The Game: As the commander of a sleek Solvalou fighter, you’re deep into enemy territory, shooting their disc-shaped fighters out of the sky, bombing ground installations and artillery nests, bombing tanks, and trying to destroy the mothership. As you progress further behind enemy lines, heavier aircraft and more versatile and Buy this gamedeadly ground-based defenses become the norm. Also look out for tumbling airborne mirrors – they’re impervious to your fire, but you’re toast if you fly right into them. (Atari [under license from Namco], 1984)
Memories: The original arcade Xevious was no pushover, but like several of its Namco stablemates, it was possible to outwit the machine by using some of its own pattern-based programming against it. With Super Xevious, this was more difficult, because the game’s internal A.I. was adaptive and could throw more at the player based on his demonstrated skill level. But some players had discovered a solution to this adaptive enemy intelligence, and games lasting more than ten minutes on a single quarter were not uncommon.
Super Xevious disrupted those patterns that experienced players were exploiting to rack up massive scores, and sped things up considerably.

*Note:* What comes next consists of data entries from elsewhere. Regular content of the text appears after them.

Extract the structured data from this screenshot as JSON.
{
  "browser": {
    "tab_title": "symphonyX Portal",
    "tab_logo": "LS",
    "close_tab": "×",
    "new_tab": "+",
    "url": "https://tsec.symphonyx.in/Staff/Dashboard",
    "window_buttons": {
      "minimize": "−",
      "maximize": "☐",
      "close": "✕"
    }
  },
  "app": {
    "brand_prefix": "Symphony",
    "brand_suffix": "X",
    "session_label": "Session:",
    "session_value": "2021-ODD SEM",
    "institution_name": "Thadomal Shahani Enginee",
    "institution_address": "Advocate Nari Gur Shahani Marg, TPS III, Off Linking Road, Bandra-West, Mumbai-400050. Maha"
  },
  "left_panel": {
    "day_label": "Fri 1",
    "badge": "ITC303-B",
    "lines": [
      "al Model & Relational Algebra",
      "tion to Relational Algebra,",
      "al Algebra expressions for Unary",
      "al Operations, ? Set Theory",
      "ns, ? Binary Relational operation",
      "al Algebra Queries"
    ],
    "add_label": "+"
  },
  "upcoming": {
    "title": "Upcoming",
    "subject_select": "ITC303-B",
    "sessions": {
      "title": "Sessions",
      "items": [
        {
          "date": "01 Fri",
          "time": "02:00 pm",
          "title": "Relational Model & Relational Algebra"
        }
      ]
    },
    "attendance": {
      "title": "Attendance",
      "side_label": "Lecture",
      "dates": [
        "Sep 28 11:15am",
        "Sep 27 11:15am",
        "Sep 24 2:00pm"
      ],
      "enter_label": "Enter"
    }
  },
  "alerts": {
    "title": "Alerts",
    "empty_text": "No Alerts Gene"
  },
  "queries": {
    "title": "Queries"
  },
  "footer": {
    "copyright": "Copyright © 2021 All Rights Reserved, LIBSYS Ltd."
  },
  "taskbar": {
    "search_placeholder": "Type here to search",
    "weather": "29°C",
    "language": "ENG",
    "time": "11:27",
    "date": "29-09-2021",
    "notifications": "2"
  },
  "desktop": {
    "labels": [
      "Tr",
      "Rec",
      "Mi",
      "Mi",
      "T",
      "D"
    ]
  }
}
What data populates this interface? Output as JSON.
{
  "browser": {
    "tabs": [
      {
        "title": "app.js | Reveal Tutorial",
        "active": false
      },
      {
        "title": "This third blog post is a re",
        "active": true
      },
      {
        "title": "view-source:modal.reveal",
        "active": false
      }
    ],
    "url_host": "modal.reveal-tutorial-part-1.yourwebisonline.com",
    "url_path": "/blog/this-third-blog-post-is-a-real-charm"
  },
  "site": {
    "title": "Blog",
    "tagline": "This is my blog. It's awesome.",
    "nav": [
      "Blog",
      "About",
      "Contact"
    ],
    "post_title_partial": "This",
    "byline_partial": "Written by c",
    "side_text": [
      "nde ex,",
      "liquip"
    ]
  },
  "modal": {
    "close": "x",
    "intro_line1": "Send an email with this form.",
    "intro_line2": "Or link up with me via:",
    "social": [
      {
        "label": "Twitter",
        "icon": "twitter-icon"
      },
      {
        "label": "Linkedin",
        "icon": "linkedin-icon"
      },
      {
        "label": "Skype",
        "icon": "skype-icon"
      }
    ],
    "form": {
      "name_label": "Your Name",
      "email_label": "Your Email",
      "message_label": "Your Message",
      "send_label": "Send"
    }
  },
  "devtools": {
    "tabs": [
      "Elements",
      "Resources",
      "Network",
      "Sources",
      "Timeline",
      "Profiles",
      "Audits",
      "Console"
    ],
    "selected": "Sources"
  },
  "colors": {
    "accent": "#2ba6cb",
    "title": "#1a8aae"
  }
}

There were also tempting new targets (worth fairly hefty bonus points) that lad even the most experienced Solvalou pilots astray. Or, in the more business-based view of arcade operators, it threw experienced Xevious masters off their game, which left them with two options: put in another quarter and play again, or vacate the machine while scratching their heads and wondering why they’re not “in the zone” anymore, leaving the machine open for the next person to put a quarter in. Either way, it meant another quarter in the coin box at the end of the day, something that couldn’t be accomplished with master-level players hogging the machine for long periods of time. (The same philosophy was behind Pac-Man enhancements, both authorized and otherwise – again, a Namco-originated coin-op whose patterns could be exploited by keen-eyed players.)
Cosmetically, the two games were virtually indistinguishable. Super Xevious was a “stealth” update; the arcade cabinets and marquees did not necessarily sport updated artwork.